The recent Quebec Court of Appeal decision in Rousselet v. Corporation de l’École polytechnique confirmed some useful legal principles in its analysis:
the pension committee of a registered pension plan is a legal entity separate from the plan sponsor and is thus liable for its own actions and omissions;
the time limit to challenge a plan amendment starts to run from the day plan members are notified of the change even if damages will not be incurred until some time in the future; and
while there may be a low evidentiary threshold at the authorization stage, the courts must rigorously scrutinize the viability of a plaintiff’s claim based on the pleadings at the certification stage.
The Corporation de l’École polytechnique (an engineering school based in Montreal) is the sponsor of a defined benefit pension plan (the Plan). As required by the Quebec Supplemental Pension Plans Act (SPPA), the Plan is administered by a pension committee (which is similar to a board of trustees) composed of plan members, retirees and a majority of members appointed by the Corporation.
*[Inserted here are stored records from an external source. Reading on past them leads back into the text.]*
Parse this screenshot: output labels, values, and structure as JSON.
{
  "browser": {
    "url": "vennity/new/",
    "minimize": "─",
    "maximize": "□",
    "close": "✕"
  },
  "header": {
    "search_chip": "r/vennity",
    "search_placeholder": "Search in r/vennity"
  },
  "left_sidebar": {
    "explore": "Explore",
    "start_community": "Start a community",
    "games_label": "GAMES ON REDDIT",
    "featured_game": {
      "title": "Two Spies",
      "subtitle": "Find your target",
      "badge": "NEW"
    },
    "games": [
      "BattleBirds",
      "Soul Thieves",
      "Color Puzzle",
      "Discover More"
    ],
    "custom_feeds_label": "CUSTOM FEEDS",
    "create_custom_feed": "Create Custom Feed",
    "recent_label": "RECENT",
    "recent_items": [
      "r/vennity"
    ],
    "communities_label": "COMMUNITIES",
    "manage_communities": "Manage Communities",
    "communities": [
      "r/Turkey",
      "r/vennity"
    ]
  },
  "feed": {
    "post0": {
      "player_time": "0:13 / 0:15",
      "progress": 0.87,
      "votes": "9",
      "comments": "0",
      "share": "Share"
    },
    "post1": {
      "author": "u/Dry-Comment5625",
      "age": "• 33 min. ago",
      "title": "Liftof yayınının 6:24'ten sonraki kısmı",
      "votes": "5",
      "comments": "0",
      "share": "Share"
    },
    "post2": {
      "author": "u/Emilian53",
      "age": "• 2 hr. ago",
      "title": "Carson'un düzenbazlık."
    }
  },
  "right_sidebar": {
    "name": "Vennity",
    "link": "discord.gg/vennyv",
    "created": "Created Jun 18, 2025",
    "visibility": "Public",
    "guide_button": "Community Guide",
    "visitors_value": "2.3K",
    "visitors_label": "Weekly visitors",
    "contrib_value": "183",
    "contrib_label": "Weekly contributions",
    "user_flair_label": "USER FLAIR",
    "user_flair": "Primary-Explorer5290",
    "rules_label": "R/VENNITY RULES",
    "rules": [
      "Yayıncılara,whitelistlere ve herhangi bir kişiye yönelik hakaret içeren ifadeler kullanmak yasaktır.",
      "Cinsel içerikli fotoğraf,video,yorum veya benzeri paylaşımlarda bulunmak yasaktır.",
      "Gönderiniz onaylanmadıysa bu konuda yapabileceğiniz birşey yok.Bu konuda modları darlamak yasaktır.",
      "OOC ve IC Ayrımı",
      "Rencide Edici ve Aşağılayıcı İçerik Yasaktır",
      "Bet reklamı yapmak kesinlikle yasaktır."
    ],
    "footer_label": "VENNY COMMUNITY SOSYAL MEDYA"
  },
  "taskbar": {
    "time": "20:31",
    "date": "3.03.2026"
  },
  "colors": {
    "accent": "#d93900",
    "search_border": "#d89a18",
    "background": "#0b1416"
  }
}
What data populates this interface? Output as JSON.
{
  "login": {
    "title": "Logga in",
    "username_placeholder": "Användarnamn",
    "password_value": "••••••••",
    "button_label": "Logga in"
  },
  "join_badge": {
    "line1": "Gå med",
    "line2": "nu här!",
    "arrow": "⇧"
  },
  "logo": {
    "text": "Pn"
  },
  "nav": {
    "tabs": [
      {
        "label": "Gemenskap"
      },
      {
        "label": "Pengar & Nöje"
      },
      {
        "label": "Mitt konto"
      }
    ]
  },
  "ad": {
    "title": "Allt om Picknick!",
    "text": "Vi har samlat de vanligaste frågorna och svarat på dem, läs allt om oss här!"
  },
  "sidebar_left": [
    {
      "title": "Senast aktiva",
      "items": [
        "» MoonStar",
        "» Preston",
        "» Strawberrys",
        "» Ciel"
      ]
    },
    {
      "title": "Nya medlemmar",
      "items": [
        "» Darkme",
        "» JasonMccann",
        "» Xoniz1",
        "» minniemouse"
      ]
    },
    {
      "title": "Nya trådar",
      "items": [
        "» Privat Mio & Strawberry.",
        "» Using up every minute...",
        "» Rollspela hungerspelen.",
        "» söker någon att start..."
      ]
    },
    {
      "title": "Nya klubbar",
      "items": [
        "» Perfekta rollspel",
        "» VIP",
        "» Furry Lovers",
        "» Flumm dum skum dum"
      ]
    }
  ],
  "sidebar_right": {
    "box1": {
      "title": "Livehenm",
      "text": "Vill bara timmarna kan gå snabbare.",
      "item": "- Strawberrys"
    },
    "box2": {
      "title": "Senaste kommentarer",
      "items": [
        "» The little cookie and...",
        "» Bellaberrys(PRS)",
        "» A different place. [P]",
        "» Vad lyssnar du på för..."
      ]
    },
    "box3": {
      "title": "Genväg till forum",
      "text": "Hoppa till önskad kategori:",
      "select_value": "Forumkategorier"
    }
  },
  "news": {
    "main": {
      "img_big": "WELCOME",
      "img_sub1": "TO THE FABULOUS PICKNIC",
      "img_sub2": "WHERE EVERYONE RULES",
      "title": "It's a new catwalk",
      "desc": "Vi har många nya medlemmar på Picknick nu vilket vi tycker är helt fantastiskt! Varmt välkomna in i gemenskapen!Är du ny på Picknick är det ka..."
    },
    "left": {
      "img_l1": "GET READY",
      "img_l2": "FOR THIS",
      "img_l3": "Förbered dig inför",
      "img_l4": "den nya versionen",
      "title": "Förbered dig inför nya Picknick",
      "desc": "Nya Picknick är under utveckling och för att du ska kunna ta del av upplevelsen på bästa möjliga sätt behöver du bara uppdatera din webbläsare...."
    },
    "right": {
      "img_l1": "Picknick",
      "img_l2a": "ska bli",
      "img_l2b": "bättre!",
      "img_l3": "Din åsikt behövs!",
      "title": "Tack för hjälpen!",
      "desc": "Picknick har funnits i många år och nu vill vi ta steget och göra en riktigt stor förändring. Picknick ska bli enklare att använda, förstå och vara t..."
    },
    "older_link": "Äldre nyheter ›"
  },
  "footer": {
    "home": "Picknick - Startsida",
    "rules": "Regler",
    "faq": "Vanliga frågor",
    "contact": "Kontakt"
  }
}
Prior to 2004, the Plan provided that benefits were to be indexed at 50 % of the consumer price index (CPI), leaving the Corporation the discretion to grant supplementary pension increases representing the other 50 % of the CPI. In 2002, the pension committee recommended that the Plan be amended so that the supplementary increases be automatically granted on January 1st of each year beginning in 2004, provided that the Plan’s actuary could confirm on that date that the Plan has a specified reserve (on a going concern basis). The pension committee sent a summary of the proposed amendment to Plan members in April 2002 and asked them to vote on the proposal. Following a favourable vote, the Corporation amended the Plan so as to grant supplementary increases automatically on a January 1st if: (i) the specified reserve is met and (ii) the Plan does not have a solvency deficiency.
Shortly after the 2003 indexation was announced, the Association des retraités de l’École polytechnique (a group representing retirees) contested the indexing rate approved by the Corporation. The parties were unable to find a common ground on this issue for nearly three years. The parties eventually agreed to amend the Plan to address this particular issue. The Corporation would obtain the right to take contribution holidays equivalent to the amount of the special solvency payments made to the Plan and in return, the retirees would be entitled to a retroactive pension increase. Once again, the pension committee provided a summary of the proposed Plan amendments to members and asked them to vote in late 2005. The Corporation then amended the Plan to provide that the retroactive increase would be paid once the Corporation would have recovered its special solvency payments.
In 2007 and 2008, the specified reserve on a going concern basis was attained, but the Plan had a solvency deficiency. Supplementary increases were therefore not awarded. The Association filed a motion for authorization to institute a class action alleging that the solvency requirement had not been approved by Plan members as part of the 2002 vote. They also claimed that the addition of a priority of the contribution holidays over the retroactive pension increase had also not been approved by the members as part of the 2005 vote.
The motion was dismissed by the Quebec Superior Court. The Court concluded that the plaintiff failed to establish a viable cause of action as required by section 1003(b) of the Civil Code of Procedure.
Quebec Court of Appeal Decision
The Quebec Court of Appeal upheld the decision of the Superior Court and refused to authorize the class action to proceed.
The undisputed evidence showed that all the information relating to the Plan amendments at issue was provided to Plan members by the pension committee, not by the Corporation. The Court of Appeal expressly confirmed for the first time that the pension committee of a registered pension plan is a separate legal entity from the plan sponsor and is thus liable for its own actions and omissions. It follows that the Corporation could not be liable for the alleged failure of the pension committee to explain the solvency requirement and the priority of the contribution holidays to Plan members. As a side note, we can presume that the Association did not want to sue the pension committee as it would have meant a lawsuit against some of its own members who were members of the pension committee at the relevant times.
The Court of Appeal then noted that based on a plain reading of the Plan terms, the Corporation had the sole authority to amend Plan with respect to pension increases. Since amendments relating to pension increases did not have to be approved by Plan members in the first place, the votes organized by the pension committee could not be binding on the Corporation.
Lastly, the Court concluded that since the action was only brought in December 2009, more than three years after the announcement of the Plan amendments at issue, it was clearly time-barred. The Court notably rejected the plaintiff’s argument that the applicable 3-year time limit could not start to run until retirees were actually denied the increases for the first time in 2007. The Court held that their damages (i.e. the loss of pension increases) were sufficiently crystallized when the amendments were made even though they could not know exactly when they would be incurred.